Source information:
........

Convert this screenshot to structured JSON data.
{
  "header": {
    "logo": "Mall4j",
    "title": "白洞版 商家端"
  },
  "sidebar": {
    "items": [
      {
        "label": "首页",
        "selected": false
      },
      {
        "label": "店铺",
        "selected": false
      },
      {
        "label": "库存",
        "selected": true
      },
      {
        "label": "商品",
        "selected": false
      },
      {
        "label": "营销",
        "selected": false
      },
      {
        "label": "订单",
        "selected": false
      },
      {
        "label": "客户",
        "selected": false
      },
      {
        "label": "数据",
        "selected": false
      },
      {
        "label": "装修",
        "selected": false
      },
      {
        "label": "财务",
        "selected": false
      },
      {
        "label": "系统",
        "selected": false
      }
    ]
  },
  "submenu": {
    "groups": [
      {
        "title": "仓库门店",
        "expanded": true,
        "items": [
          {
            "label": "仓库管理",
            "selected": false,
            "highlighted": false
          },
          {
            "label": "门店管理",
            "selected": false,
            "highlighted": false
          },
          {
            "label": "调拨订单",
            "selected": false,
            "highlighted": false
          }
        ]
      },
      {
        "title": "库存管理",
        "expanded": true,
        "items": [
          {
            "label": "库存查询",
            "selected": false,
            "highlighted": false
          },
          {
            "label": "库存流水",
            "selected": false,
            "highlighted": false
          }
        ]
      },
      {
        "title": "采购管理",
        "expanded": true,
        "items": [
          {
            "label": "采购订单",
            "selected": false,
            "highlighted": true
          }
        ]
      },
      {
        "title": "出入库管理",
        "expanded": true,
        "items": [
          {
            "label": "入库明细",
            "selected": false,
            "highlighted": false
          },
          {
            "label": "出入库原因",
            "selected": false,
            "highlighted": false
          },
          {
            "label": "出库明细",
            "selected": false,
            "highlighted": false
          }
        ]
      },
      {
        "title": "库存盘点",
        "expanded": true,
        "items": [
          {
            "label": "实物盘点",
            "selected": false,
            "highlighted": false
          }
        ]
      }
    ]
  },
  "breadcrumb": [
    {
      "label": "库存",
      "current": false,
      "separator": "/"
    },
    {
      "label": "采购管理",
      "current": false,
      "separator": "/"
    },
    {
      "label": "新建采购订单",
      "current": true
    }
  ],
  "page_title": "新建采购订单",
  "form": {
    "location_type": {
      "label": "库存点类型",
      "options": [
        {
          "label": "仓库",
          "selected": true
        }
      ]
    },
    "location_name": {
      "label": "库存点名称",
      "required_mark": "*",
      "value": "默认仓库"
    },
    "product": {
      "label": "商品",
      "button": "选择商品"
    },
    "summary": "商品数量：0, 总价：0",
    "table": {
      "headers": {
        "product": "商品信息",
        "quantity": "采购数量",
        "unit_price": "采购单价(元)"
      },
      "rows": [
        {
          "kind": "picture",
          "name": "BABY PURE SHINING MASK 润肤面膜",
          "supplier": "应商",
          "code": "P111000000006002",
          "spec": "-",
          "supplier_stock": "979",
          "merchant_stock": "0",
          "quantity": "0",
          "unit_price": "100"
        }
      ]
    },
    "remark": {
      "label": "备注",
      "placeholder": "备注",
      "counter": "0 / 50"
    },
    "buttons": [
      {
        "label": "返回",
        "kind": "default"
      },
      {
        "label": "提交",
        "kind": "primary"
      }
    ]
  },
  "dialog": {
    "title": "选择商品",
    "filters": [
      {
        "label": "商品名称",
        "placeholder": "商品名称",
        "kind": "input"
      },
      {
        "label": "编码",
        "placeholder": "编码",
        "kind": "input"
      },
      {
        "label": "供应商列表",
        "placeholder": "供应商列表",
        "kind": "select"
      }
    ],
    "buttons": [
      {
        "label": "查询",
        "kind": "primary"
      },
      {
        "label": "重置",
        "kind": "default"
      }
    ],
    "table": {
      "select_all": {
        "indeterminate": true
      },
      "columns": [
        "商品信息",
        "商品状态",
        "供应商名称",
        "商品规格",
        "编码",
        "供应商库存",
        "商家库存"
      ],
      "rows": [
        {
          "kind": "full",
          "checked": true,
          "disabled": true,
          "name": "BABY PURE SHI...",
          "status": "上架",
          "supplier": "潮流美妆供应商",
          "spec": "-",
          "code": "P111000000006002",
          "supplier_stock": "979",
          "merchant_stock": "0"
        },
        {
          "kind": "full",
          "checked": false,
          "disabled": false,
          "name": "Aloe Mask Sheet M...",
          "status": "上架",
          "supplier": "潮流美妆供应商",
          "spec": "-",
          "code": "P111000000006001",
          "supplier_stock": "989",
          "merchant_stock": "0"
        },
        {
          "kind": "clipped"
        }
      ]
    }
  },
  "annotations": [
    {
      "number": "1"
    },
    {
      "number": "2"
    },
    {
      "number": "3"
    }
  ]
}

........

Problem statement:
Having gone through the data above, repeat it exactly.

Reply:
Convert this screenshot to structured JSON data.
{
  "header": {
    "logo": "Mall4j",
    "title": "白洞版 商家端"
  },
  "sidebar": {
    "items": [
      {
        "label": "首页",
        "selected": false
      },
      {
        "label": "店铺",
        "selected": false
      },
      {
        "label": "库存",
        "selected": true
      },
      {
        "label": "商品",
        "selected": false
      },
      {
        "label": "营销",
        "selected": false
      },
      {
        "label": "订单",
        "selected": false
      },
      {
        "label": "客户",
        "selected": false
      },
      {
        "label": "数据",
        "selected": false
      },
      {
        "label": "装修",
        "selected": false
      },
      {
        "label": "财务",
        "selected": false
      },
      {
        "label": "系统",
        "selected": false
      }
    ]
  },
  "submenu": {
    "groups": [
      {
        "title": "仓库门店",
        "expanded": true,
        "items": [
          {
            "label": "仓库管理",
            "selected": false,
            "highlighted": false
          },
          {
            "label": "门店管理",
            "selected": false,
            "highlighted": false
          },
          {
            "label": "调拨订单",
            "selected": false,
            "highlighted": false
          }
        ]
      },
      {
        "title": "库存管理",
        "expanded": true,
        "items": [
          {
            "label": "库存查询",
            "selected": false,
            "highlighted": false
          },
          {
            "label": "库存流水",
            "selected": false,
            "highlighted": false
          }
        ]
      },
      {
        "title": "采购管理",
        "expanded": true,
        "items": [
          {
            "label": "采购订单",
            "selected": false,
            "highlighted": true
          }
        ]
      },
      {
        "title": "出入库管理",
        "expanded": true,
        "items": [
          {
            "label": "入库明细",
            "selected": false,
            "highlighted": false
          },
          {
            "label": "出入库原因",
            "selected": false,
            "highlighted": false
          },
          {
            "label": "出库明细",
            "selected": false,
            "highlighted": false
          }
        ]
      },
      {
        "title": "库存盘点",
        "expanded": true,
        "items": [
          {
            "label": "实物盘点",
            "selected": false,
            "highlighted": false
          }
        ]
      }
    ]
  },
  "breadcrumb": [
    {
      "label": "库存",
      "current": false,
      "separator": "/"
    },
    {
      "label": "采购管理",
      "current": false,
      "separator": "/"
    },
    {
      "label": "新建采购订单",
      "current": true
    }
  ],
  "page_title": "新建采购订单",
  "form": {
    "location_type": {
      "label": "库存点类型",
      "options": [
        {
          "label": "仓库",
          "selected": true
        }
      ]
    },
    "location_name": {
      "label": "库存点名称",
      "required_mark": "*",
      "value": "默认仓库"
    },
    "product": {
      "label": "商品",
      "button": "选择商品"
    },
    "summary": "商品数量：0, 总价：0",
    "table": {
      "headers": {
        "product": "商品信息",
        "quantity": "采购数量",
        "unit_price": "采购单价(元)"
      },
      "rows": [
        {
          "kind": "picture",
          "name": "BABY PURE SHINING MASK 润肤面膜",
          "supplier": "应商",
          "code": "P111000000006002",
          "spec": "-",
          "supplier_stock": "979",
          "merchant_stock": "0",
          "quantity": "0",
          "unit_price": "100"
        }
      ]
    },
    "remark": {
      "label": "备注",
      "placeholder": "备注",
      "counter": "0 / 50"
    },
    "buttons": [
      {
        "label": "返回",
        "kind": "default"
      },
      {
        "label": "提交",
        "kind": "primary"
      }
    ]
  },
  "dialog": {
    "title": "选择商品",
    "filters": [
      {
        "label": "商品名称",
        "placeholder": "商品名称",
        "kind": "input"
      },
      {
        "label": "编码",
        "placeholder": "编码",
        "kind": "input"
      },
      {
        "label": "供应商列表",
        "placeholder": "供应商列表",
        "kind": "select"
      }
    ],
    "buttons": [
      {
        "label": "查询",
        "kind": "primary"
      },
      {
        "label": "重置",
        "kind": "default"
      }
    ],
    "table": {
      "select_all": {
        "indeterminate": true
      },
      "columns": [
        "商品信息",
        "商品状态",
        "供应商名称",
        "商品规格",
        "编码",
        "供应商库存",
        "商家库存"
      ],
      "rows": [
        {
          "kind": "full",
          "checked": true,
          "disabled": true,
          "name": "BABY PURE SHI...",
          "status": "上架",
          "supplier": "潮流美妆供应商",
          "spec": "-",
          "code": "P111000000006002",
          "supplier_stock": "979",
          "merchant_stock": "0"
        },
        {
          "kind": "full",
          "checked": false,
          "disabled": false,
          "name": "Aloe Mask Sheet M...",
          "status": "上架",
          "supplier": "潮流美妆供应商",
          "spec": "-",
          "code": "P111000000006001",
          "supplier_stock": "989",
          "merchant_stock": "0"
        },
        {
          "kind": "clipped"
        }
      ]
    }
  },
  "annotations": [
    {
      "number": "1"
    },
    {
      "number": "2"
    },
    {
      "number": "3"
    }
  ]
}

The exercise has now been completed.